EXERCISE PROMPT: Copy out each line of the data that contains "icon".

MATERIAL PROVIDED:
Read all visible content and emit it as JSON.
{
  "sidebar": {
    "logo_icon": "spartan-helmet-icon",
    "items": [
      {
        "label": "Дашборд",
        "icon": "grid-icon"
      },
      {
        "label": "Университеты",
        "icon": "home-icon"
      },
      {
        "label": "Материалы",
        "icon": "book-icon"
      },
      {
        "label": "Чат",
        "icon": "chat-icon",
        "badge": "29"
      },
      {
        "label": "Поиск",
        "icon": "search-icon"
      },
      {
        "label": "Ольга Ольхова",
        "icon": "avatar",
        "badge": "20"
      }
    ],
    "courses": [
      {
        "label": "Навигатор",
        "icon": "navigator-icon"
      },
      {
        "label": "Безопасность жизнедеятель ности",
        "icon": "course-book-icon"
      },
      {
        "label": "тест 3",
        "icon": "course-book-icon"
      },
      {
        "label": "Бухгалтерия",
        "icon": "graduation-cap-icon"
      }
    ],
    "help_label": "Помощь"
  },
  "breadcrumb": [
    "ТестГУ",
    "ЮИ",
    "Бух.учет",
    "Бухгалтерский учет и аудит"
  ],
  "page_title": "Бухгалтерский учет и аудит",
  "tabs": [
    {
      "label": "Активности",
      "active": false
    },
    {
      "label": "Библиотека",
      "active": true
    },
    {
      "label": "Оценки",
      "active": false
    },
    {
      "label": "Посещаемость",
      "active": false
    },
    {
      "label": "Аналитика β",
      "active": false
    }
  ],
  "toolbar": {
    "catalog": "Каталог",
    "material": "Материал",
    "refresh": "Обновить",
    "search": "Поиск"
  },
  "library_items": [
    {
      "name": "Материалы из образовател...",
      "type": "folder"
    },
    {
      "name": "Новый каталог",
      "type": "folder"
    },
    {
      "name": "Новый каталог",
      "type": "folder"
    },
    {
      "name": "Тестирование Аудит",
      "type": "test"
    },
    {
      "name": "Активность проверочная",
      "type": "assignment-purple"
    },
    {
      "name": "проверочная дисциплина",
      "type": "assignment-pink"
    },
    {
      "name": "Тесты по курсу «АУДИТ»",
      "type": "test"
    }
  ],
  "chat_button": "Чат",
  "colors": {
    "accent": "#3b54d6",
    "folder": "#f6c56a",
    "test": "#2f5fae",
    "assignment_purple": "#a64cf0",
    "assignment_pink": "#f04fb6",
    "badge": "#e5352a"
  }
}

RESULT FOR THIS EXERCISE:
    "logo_icon": "spartan-helmet-icon",
        "icon": "grid-icon"
        "icon": "home-icon"
        "icon": "book-icon"
        "icon": "chat-icon",
        "icon": "search-icon"
        "icon": "avatar",
        "icon": "navigator-icon"
        "icon": "course-book-icon"
        "icon": "course-book-icon"
        "icon": "graduation-cap-icon"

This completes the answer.